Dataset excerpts
_ _ _ _
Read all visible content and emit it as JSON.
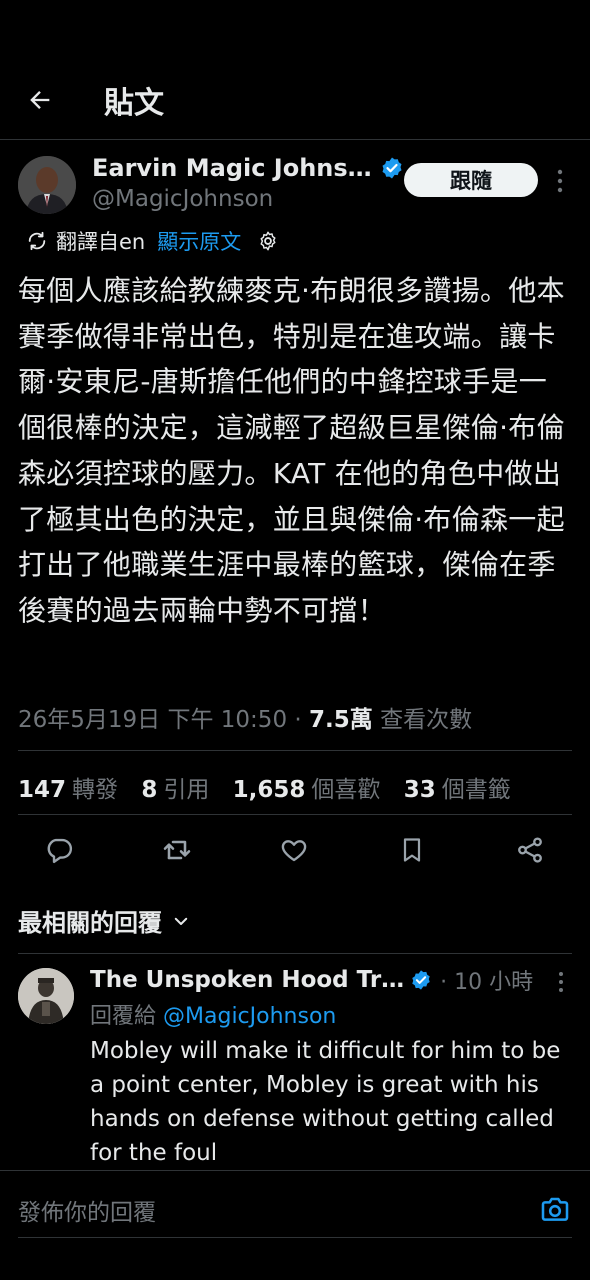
{
  "header": {
    "title": "貼文"
  },
  "tweet": {
    "author_name": "Earvin Magic Johns…",
    "author_handle": "@MagicJohnson",
    "follow_label": "跟隨",
    "translated_label": "翻譯自en",
    "show_original_label": "顯示原文",
    "text": "每個人應該給教練麥克·布朗很多讚揚。他本賽季做得非常出色，特別是在進攻端。讓卡爾·安東尼-唐斯擔任他們的中鋒控球手是一個很棒的決定，這減輕了超級巨星傑倫·布倫森必須控球的壓力。KAT 在他的角色中做出了極其出色的決定，並且與傑倫·布倫森一起打出了他職業生涯中最棒的籃球，傑倫在季後賽的過去兩輪中勢不可擋！",
    "timestamp": "26年5月19日 下午 10:50",
    "separator": " · ",
    "views_count": "7.5萬",
    "views_label": "查看次數"
  },
  "stats": {
    "reposts_count": "147",
    "reposts_label": "轉發",
    "quotes_count": "8",
    "quotes_label": "引用",
    "likes_count": "1,658",
    "likes_label": "個喜歡",
    "bookmarks_count": "33",
    "bookmarks_label": "個書籤"
  },
  "actions": [
    "reply-icon",
    "repost-icon",
    "like-icon",
    "bookmark-icon",
    "share-icon"
  ],
  "replies": {
    "sort_label": "最相關的回覆",
    "items": [
      {
        "name": "The Unspoken Hood Tr…",
        "time": "· 10 小時",
        "reply_to_prefix": "回覆給",
        "reply_to_handle": "@MagicJohnson",
        "text": "Mobley will make it difficult for him to be a point center, Mobley is great with his hands on defense without getting called for the foul"
      }
    ]
  },
  "composer": {
    "placeholder": "發佈你的回覆"
  },
  "colors": {
    "accent": "#1d9bf0",
    "background": "#000000",
    "text": "#e7e9ea",
    "muted": "#71767b"
  }
}
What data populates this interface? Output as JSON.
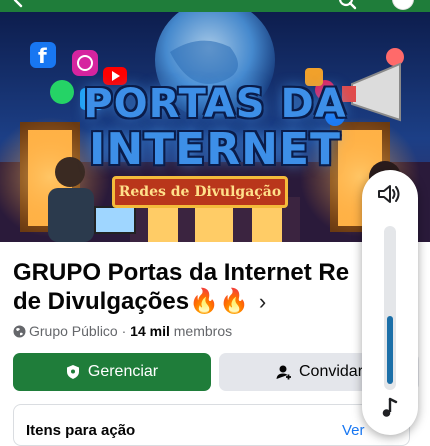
{
  "top_bar": {
    "back_icon": "arrow-left-icon",
    "search_icon": "search-icon",
    "profile_icon": "avatar-icon"
  },
  "cover": {
    "title_line1": "PORTAS DA",
    "title_line2": "INTERNET",
    "ribbon": "Redes de Divulgação"
  },
  "group": {
    "title_line1": "GRUPO Portas da Internet Re",
    "title_line2": "de Divulgações🔥🔥",
    "chevron": "›",
    "privacy": "Grupo Público",
    "separator": "·",
    "member_count": "14 mil",
    "members_label": "membros"
  },
  "actions": {
    "manage_label": "Gerenciar",
    "manage_icon": "shield-icon",
    "invite_label": "Convidar",
    "invite_icon": "add-person-icon"
  },
  "card": {
    "title": "Itens para ação",
    "link": "Ver"
  },
  "volume": {
    "speaker_icon": "speaker-icon",
    "level": 0.45,
    "music_icon": "music-note-icon"
  },
  "colors": {
    "brand_green": "#1f7d3a",
    "volume_fill": "#1b6fa8",
    "link_blue": "#1877f2"
  }
}
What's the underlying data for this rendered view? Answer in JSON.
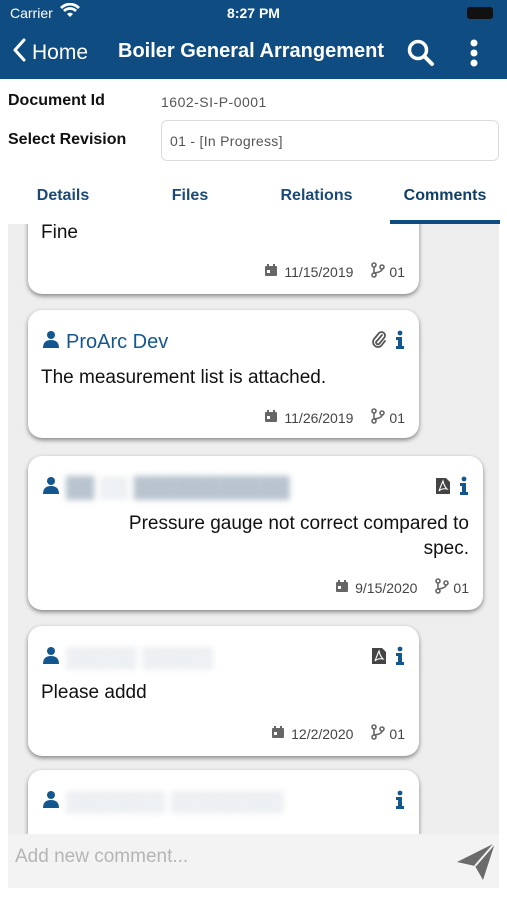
{
  "status_bar": {
    "carrier": "Carrier",
    "time": "8:27 PM"
  },
  "nav": {
    "back_label": "Home",
    "title": "Boiler General Arrangement"
  },
  "document": {
    "id_label": "Document Id",
    "id_value": "1602-SI-P-0001",
    "revision_label": "Select Revision",
    "revision_value": "01 - [In Progress]"
  },
  "tabs": [
    {
      "label": "Details",
      "active": false
    },
    {
      "label": "Files",
      "active": false
    },
    {
      "label": "Relations",
      "active": false
    },
    {
      "label": "Comments",
      "active": true
    }
  ],
  "comments": [
    {
      "author": "",
      "text": "Fine",
      "date": "11/15/2019",
      "revision": "01",
      "attachment": "none"
    },
    {
      "author": "ProArc Dev",
      "text": "The measurement list is attached.",
      "date": "11/26/2019",
      "revision": "01",
      "attachment": "paperclip"
    },
    {
      "author": "",
      "author_obscured": true,
      "text": "Pressure gauge not correct compared to spec.",
      "date": "9/15/2020",
      "revision": "01",
      "attachment": "pdf"
    },
    {
      "author": "",
      "author_obscured": true,
      "text": "Please addd",
      "date": "12/2/2020",
      "revision": "01",
      "attachment": "pdf"
    },
    {
      "author": "",
      "author_obscured": true,
      "text": "",
      "date": "",
      "revision": "",
      "attachment": "none"
    }
  ],
  "composer": {
    "placeholder": "Add new comment..."
  },
  "colors": {
    "brand": "#0f4c81",
    "link": "#14578f",
    "background": "#eeeeee"
  },
  "icons": [
    "wifi-icon",
    "back-chevron-icon",
    "search-icon",
    "more-vertical-icon",
    "user-icon",
    "paperclip-icon",
    "pdf-icon",
    "info-icon",
    "calendar-icon",
    "branch-icon",
    "send-icon"
  ]
}
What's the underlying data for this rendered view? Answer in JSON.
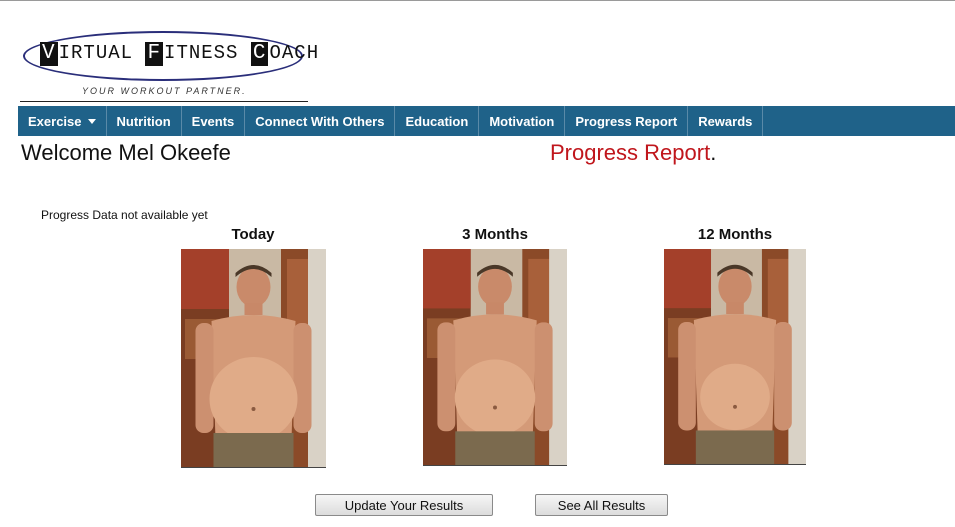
{
  "logo": {
    "brand": [
      {
        "cap": "V",
        "rest": "IRTUAL "
      },
      {
        "cap": "F",
        "rest": "ITNESS "
      },
      {
        "cap": "C",
        "rest": "OACH"
      }
    ],
    "tagline": "YOUR WORKOUT PARTNER."
  },
  "nav": {
    "items": [
      {
        "label": "Exercise",
        "has_dropdown": true
      },
      {
        "label": "Nutrition"
      },
      {
        "label": "Events"
      },
      {
        "label": "Connect With Others"
      },
      {
        "label": "Education"
      },
      {
        "label": "Motivation"
      },
      {
        "label": "Progress Report"
      },
      {
        "label": "Rewards"
      }
    ],
    "background": "#1f6289"
  },
  "welcome": "Welcome Mel Okeefe",
  "report_title": "Progress Report",
  "report_title_suffix": ".",
  "status_note": "Progress Data not available yet",
  "photos": [
    {
      "label": "Today",
      "belly": 1.0
    },
    {
      "label": "3 Months",
      "belly": 0.75
    },
    {
      "label": "12 Months",
      "belly": 0.4
    }
  ],
  "buttons": {
    "update": "Update Your Results",
    "see_all": "See All Results"
  },
  "colors": {
    "accent_red": "#c0161c",
    "nav_blue": "#1f6289"
  }
}
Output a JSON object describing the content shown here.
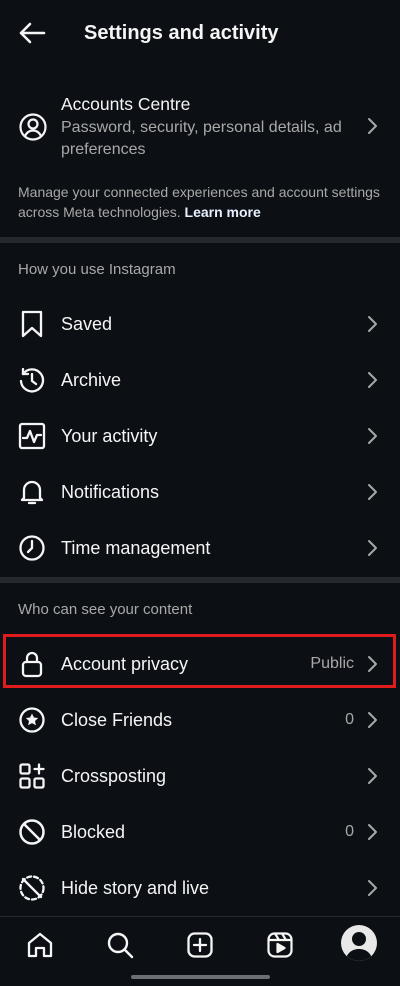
{
  "header": {
    "title": "Settings and activity"
  },
  "accounts_centre": {
    "title": "Accounts Centre",
    "subtitle": "Password, security, personal details, ad preferences"
  },
  "meta_note": {
    "text": "Manage your connected experiences and account settings across Meta technologies.",
    "link": "Learn more"
  },
  "section_usage": {
    "title": "How you use Instagram",
    "items": [
      {
        "label": "Saved",
        "icon": "bookmark-icon"
      },
      {
        "label": "Archive",
        "icon": "archive-icon"
      },
      {
        "label": "Your activity",
        "icon": "activity-icon"
      },
      {
        "label": "Notifications",
        "icon": "bell-icon"
      },
      {
        "label": "Time management",
        "icon": "clock-icon"
      }
    ]
  },
  "section_visibility": {
    "title": "Who can see your content",
    "items": [
      {
        "label": "Account privacy",
        "value": "Public",
        "icon": "lock-icon"
      },
      {
        "label": "Close Friends",
        "value": "0",
        "icon": "star-circle-icon"
      },
      {
        "label": "Crossposting",
        "value": "",
        "icon": "crossposting-icon"
      },
      {
        "label": "Blocked",
        "value": "0",
        "icon": "blocked-icon"
      },
      {
        "label": "Hide story and live",
        "value": "",
        "icon": "hide-story-icon"
      }
    ]
  },
  "bottom_nav": {
    "items": [
      "home-icon",
      "search-icon",
      "create-icon",
      "reels-icon",
      "profile-avatar"
    ]
  },
  "colors": {
    "background": "#0c1014",
    "text": "#f5f5f5",
    "secondary_text": "#a8a8a8",
    "highlight": "#e01b1b"
  }
}
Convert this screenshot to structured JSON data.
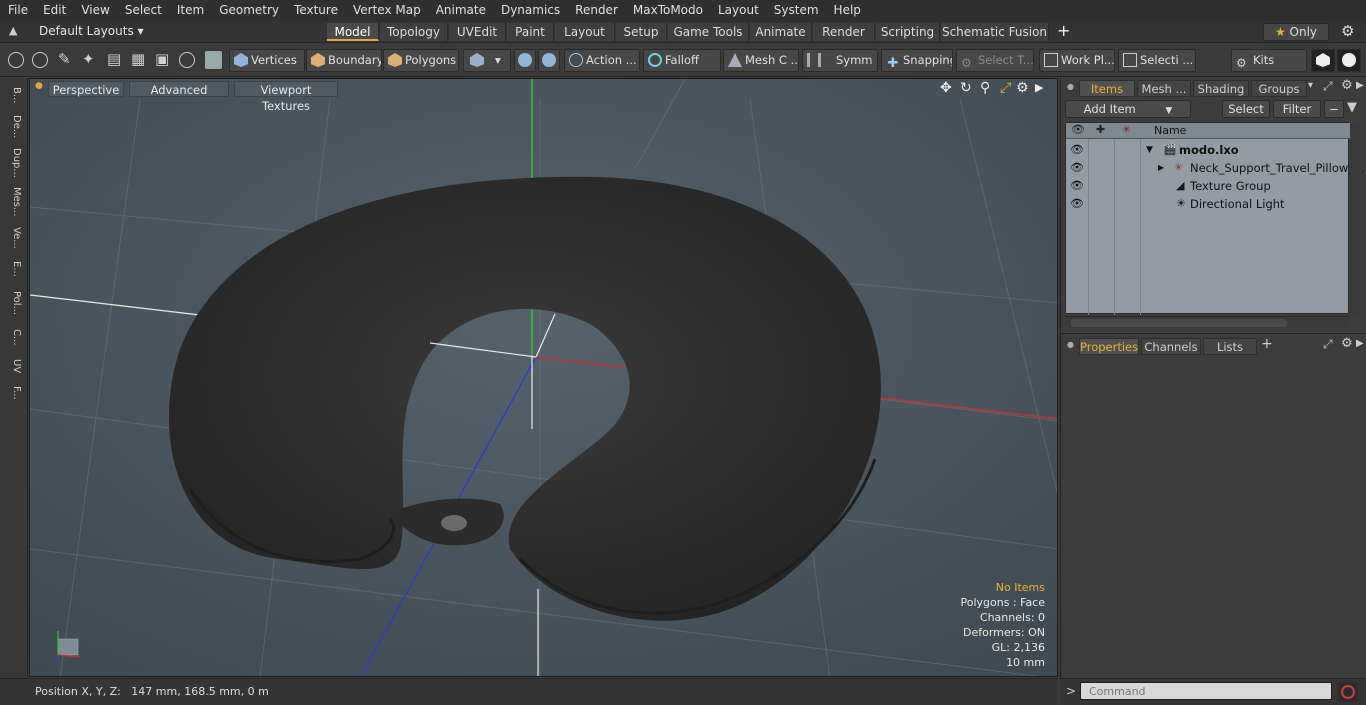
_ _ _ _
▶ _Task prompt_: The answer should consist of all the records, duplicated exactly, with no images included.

▶ _The completed task_:
Read all visible content and emit it as JSON.
{
  "header": {
    "title": "貼文"
  },
  "tweet": {
    "author_name": "Earvin Magic Johns…",
    "author_handle": "@MagicJohnson",
    "follow_label": "跟隨",
    "translated_label": "翻譯自en",
    "show_original_label": "顯示原文",
    "text": "每個人應該給教練麥克·布朗很多讚揚。他本賽季做得非常出色，特別是在進攻端。讓卡爾·安東尼-唐斯擔任他們的中鋒控球手是一個很棒的決定，這減輕了超級巨星傑倫·布倫森必須控球的壓力。KAT 在他的角色中做出了極其出色的決定，並且與傑倫·布倫森一起打出了他職業生涯中最棒的籃球，傑倫在季後賽的過去兩輪中勢不可擋！",
    "timestamp": "26年5月19日 下午 10:50",
    "separator": " · ",
    "views_count": "7.5萬",
    "views_label": "查看次數"
  },
  "stats": {
    "reposts_count": "147",
    "reposts_label": "轉發",
    "quotes_count": "8",
    "quotes_label": "引用",
    "likes_count": "1,658",
    "likes_label": "個喜歡",
    "bookmarks_count": "33",
    "bookmarks_label": "個書籤"
  },
  "actions": [
    "reply-icon",
    "repost-icon",
    "like-icon",
    "bookmark-icon",
    "share-icon"
  ],
  "replies": {
    "sort_label": "最相關的回覆",
    "items": [
      {
        "name": "The Unspoken Hood Tr…",
        "time": "· 10 小時",
        "reply_to_prefix": "回覆給",
        "reply_to_handle": "@MagicJohnson",
        "text": "Mobley will make it difficult for him to be a point center, Mobley is great with his hands on defense without getting called for the foul"
      }
    ]
  },
  "composer": {
    "placeholder": "發佈你的回覆"
  },
  "colors": {
    "accent": "#1d9bf0",
    "background": "#000000",
    "text": "#e7e9ea",
    "muted": "#71767b"
  }
}
What data populates this interface? Output as JSON.
{
  "top_bar": {
    "back_icon": "arrow-left-icon",
    "search_icon": "search-icon",
    "profile_icon": "avatar-icon"
  },
  "cover": {
    "title_line1": "PORTAS DA",
    "title_line2": "INTERNET",
    "ribbon": "Redes de Divulgação"
  },
  "group": {
    "title_line1": "GRUPO Portas da Internet Re",
    "title_line2": "de Divulgações🔥🔥",
    "chevron": "›",
    "privacy": "Grupo Público",
    "separator": "·",
    "member_count": "14 mil",
    "members_label": "membros"
  },
  "actions": {
    "manage_label": "Gerenciar",
    "manage_icon": "shield-icon",
    "invite_label": "Convidar",
    "invite_icon": "add-person-icon"
  },
  "card": {
    "title": "Itens para ação",
    "link": "Ver"
  },
  "volume": {
    "speaker_icon": "speaker-icon",
    "level": 0.45,
    "music_icon": "music-note-icon"
  },
  "colors": {
    "brand_green": "#1f7d3a",
    "volume_fill": "#1b6fa8",
    "link_blue": "#1877f2"
  }
}
What's the underlying data for this rendered view? Answer in JSON.
{
  "status_bar": {
    "carrier": "Carrier",
    "time": "8:27 PM"
  },
  "nav": {
    "back_label": "Home",
    "title": "Boiler General Arrangement"
  },
  "document": {
    "id_label": "Document Id",
    "id_value": "1602-SI-P-0001",
    "revision_label": "Select Revision",
    "revision_value": "01 - [In Progress]"
  },
  "tabs": [
    {
      "label": "Details",
      "active": false
    },
    {
      "label": "Files",
      "active": false
    },
    {
      "label": "Relations",
      "active": false
    },
    {
      "label": "Comments",
      "active": true
    }
  ],
  "comments": [
    {
      "author": "",
      "text": "Fine",
      "date": "11/15/2019",
      "revision": "01",
      "attachment": "none"
    },
    {
      "author": "ProArc Dev",
      "text": "The measurement list is attached.",
      "date": "11/26/2019",
      "revision": "01",
      "attachment": "paperclip"
    },
    {
      "author": "",
      "author_obscured": true,
      "text": "Pressure gauge not correct compared to spec.",
      "date": "9/15/2020",
      "revision": "01",
      "attachment": "pdf"
    },
    {
      "author": "",
      "author_obscured": true,
      "text": "Please addd",
      "date": "12/2/2020",
      "revision": "01",
      "attachment": "pdf"
    },
    {
      "author": "",
      "author_obscured": true,
      "text": "",
      "date": "",
      "revision": "",
      "attachment": "none"
    }
  ],
  "composer": {
    "placeholder": "Add new comment..."
  },
  "colors": {
    "brand": "#0f4c81",
    "link": "#14578f",
    "background": "#eeeeee"
  },
  "icons": [
    "wifi-icon",
    "back-chevron-icon",
    "search-icon",
    "more-vertical-icon",
    "user-icon",
    "paperclip-icon",
    "pdf-icon",
    "info-icon",
    "calendar-icon",
    "branch-icon",
    "send-icon"
  ]
}
What's the underlying data for this rendered view? Answer in JSON.
{
  "logo": {
    "brand": [
      {
        "cap": "V",
        "rest": "IRTUAL "
      },
      {
        "cap": "F",
        "rest": "ITNESS "
      },
      {
        "cap": "C",
        "rest": "OACH"
      }
    ],
    "tagline": "YOUR WORKOUT PARTNER."
  },
  "nav": {
    "items": [
      {
        "label": "Exercise",
        "has_dropdown": true
      },
      {
        "label": "Nutrition"
      },
      {
        "label": "Events"
      },
      {
        "label": "Connect With Others"
      },
      {
        "label": "Education"
      },
      {
        "label": "Motivation"
      },
      {
        "label": "Progress Report"
      },
      {
        "label": "Rewards"
      }
    ],
    "background": "#1f6289"
  },
  "welcome": "Welcome Mel Okeefe",
  "report_title": "Progress Report",
  "report_title_suffix": ".",
  "status_note": "Progress Data not available yet",
  "photos": [
    {
      "label": "Today",
      "belly": 1.0
    },
    {
      "label": "3 Months",
      "belly": 0.75
    },
    {
      "label": "12 Months",
      "belly": 0.4
    }
  ],
  "buttons": {
    "update": "Update Your Results",
    "see_all": "See All Results"
  },
  "colors": {
    "accent_red": "#c0161c",
    "nav_blue": "#1f6289"
  }
}
Output a JSON object describing the content shown here.
{
  "header": {
    "title": "Settings and activity"
  },
  "accounts_centre": {
    "title": "Accounts Centre",
    "subtitle": "Password, security, personal details, ad preferences"
  },
  "meta_note": {
    "text": "Manage your connected experiences and account settings across Meta technologies.",
    "link": "Learn more"
  },
  "section_usage": {
    "title": "How you use Instagram",
    "items": [
      {
        "label": "Saved",
        "icon": "bookmark-icon"
      },
      {
        "label": "Archive",
        "icon": "archive-icon"
      },
      {
        "label": "Your activity",
        "icon": "activity-icon"
      },
      {
        "label": "Notifications",
        "icon": "bell-icon"
      },
      {
        "label": "Time management",
        "icon": "clock-icon"
      }
    ]
  },
  "section_visibility": {
    "title": "Who can see your content",
    "items": [
      {
        "label": "Account privacy",
        "value": "Public",
        "icon": "lock-icon"
      },
      {
        "label": "Close Friends",
        "value": "0",
        "icon": "star-circle-icon"
      },
      {
        "label": "Crossposting",
        "value": "",
        "icon": "crossposting-icon"
      },
      {
        "label": "Blocked",
        "value": "0",
        "icon": "blocked-icon"
      },
      {
        "label": "Hide story and live",
        "value": "",
        "icon": "hide-story-icon"
      }
    ]
  },
  "bottom_nav": {
    "items": [
      "home-icon",
      "search-icon",
      "create-icon",
      "reels-icon",
      "profile-avatar"
    ]
  },
  "colors": {
    "background": "#0c1014",
    "text": "#f5f5f5",
    "secondary_text": "#a8a8a8",
    "highlight": "#e01b1b"
  }
}
Convert this screenshot to structured JSON data.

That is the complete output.